In Italian cooking, basil is used quite often in pesto sauce and many other recipes. Pesto sauce was a mainstay at our house. My mother insisted on the classic Italian version which she made from scratch in season. My father raised some of the most incredible basil I have ever tasted and the difference that this great herb makes in this sauce is indescribable; it’s scrumptious. My father’s basil was always dark green and thick and crisp, yet tender. You could smell the basil patch on our farm from a distance. For those who know only the limp, thin, yellowish green hydroponically raised basil you find now in most supermarkets I pity you.
By the early sixties my father, who farmed both in Sicily and in the U.S., was raising dozens of varieties of specialty vegetables and herbs that were sold to gourmet and ethnic markets, restaurants, and hotel kitchens. By the early seventies, basil had become one of the first fresh herbs to be sold regularly at supermarkets. My father was always ahead of the curve so when the demand for this special herb expanded beyond the Italian and Middle Eastern specialty markets he supplied … in the late sixties he began seeding basil in his greenhouse in mid-February. He raised several greenhouses full of this herb each year.
He would seed outdoor basil the third week in May and on June first of each year he would transplant seedlings started in the greenhouse to the one acre basil plot outdoors. The year I turned fifteen he asked me to partner with him on 1 acre of basil. My job was to insure the basil was watered, fertilized, cultivated and weeded. The one acre turned into two acres and that year I succeeded as we had a bumper crop of tight, tall, firm green basil plants.
Once it was of marketable growth it was my job to harvest it. Unlike the tiny handful of basil one buys for $2.99 a bunch today these were big, whopping, generous fistfuls of basil stalks and leaves.

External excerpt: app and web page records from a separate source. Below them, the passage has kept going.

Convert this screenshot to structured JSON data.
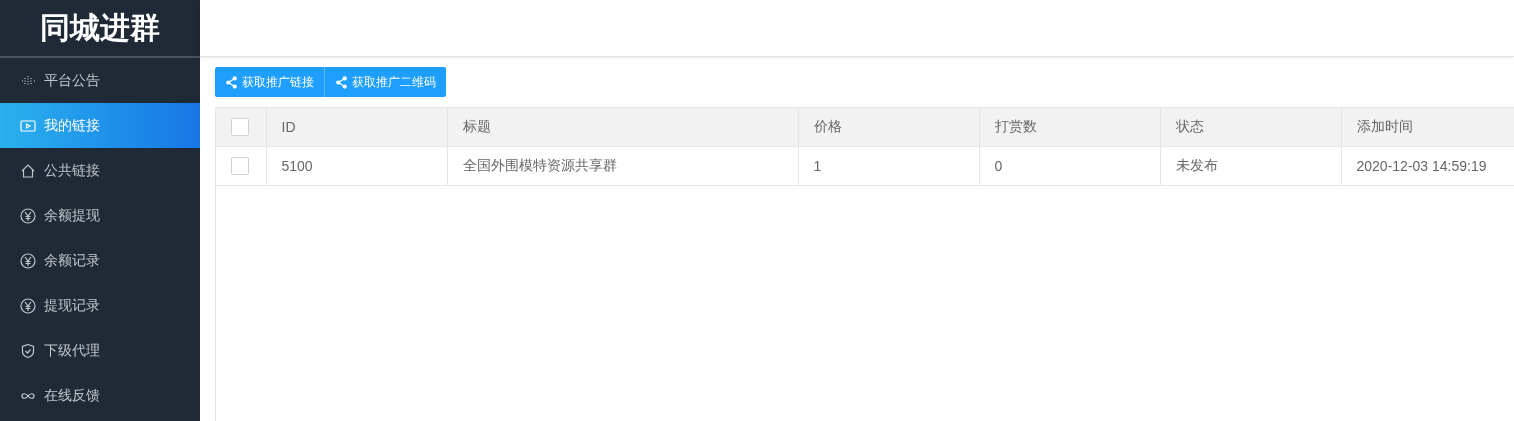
{
  "sidebar": {
    "logo": "同城进群",
    "items": [
      {
        "label": "平台公告",
        "selected": false
      },
      {
        "label": "我的链接",
        "selected": true
      },
      {
        "label": "公共链接",
        "selected": false
      },
      {
        "label": "余额提现",
        "selected": false
      },
      {
        "label": "余额记录",
        "selected": false
      },
      {
        "label": "提现记录",
        "selected": false
      },
      {
        "label": "下级代理",
        "selected": false
      },
      {
        "label": "在线反馈",
        "selected": false
      }
    ]
  },
  "toolbar": {
    "buttons": [
      "获取推广链接",
      "获取推广二维码"
    ]
  },
  "table": {
    "header_checked": false,
    "columns": [
      "ID",
      "标题",
      "价格",
      "打赏数",
      "状态",
      "添加时间"
    ],
    "rows": [
      {
        "checked": false,
        "cells": [
          "5100",
          "全国外围模特资源共享群",
          "1",
          "0",
          "未发布",
          "2020-12-03 14:59:19"
        ]
      }
    ]
  }
}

Our customers were very serious about their basil and many of them made Pesto Sauce with it!
By summer’s end the basil patch was still yielding several dozen boxes of basil a day but I was released from my basil patch partnership to return to school. I have yet to see basil of this quality in store shelves in the past twenty-five years since hybrid varieties raised in over wet, climate controlled greenhouses have taken over. My end of the profits was enough to buy a cool pair of black English paddock boots that were all the rage.
Pesto sauce can have some interesting variations. Classic Pesto sauce is a perfect blend of fresh young basil, toasted pine nuts, garlic, extra virgin olive oil, and plenty of grated Parmigiano-Reggiano cheese. One variation is to slice very ripe, fresh cherry tomatoes into pasta and add pesto sauce just before serving. Another is to top a baking dish full of pesto sauce covered macaroni with a thick layer of Parmigiano-Reggiano and placing it under a broiler until the cheese is golden brown. A third is to add grated Swiss or Emmental cheese into the pesto and pasta along with the grated Parmigiano-Reggiano. The list of variations is endless.
Entrepreneur and Raconteur. Has taken Kyle Phillips (former Principle/Blogger for the About.com
Guide to Italian Food) to task on several supposedly “authentic” Italian recipes.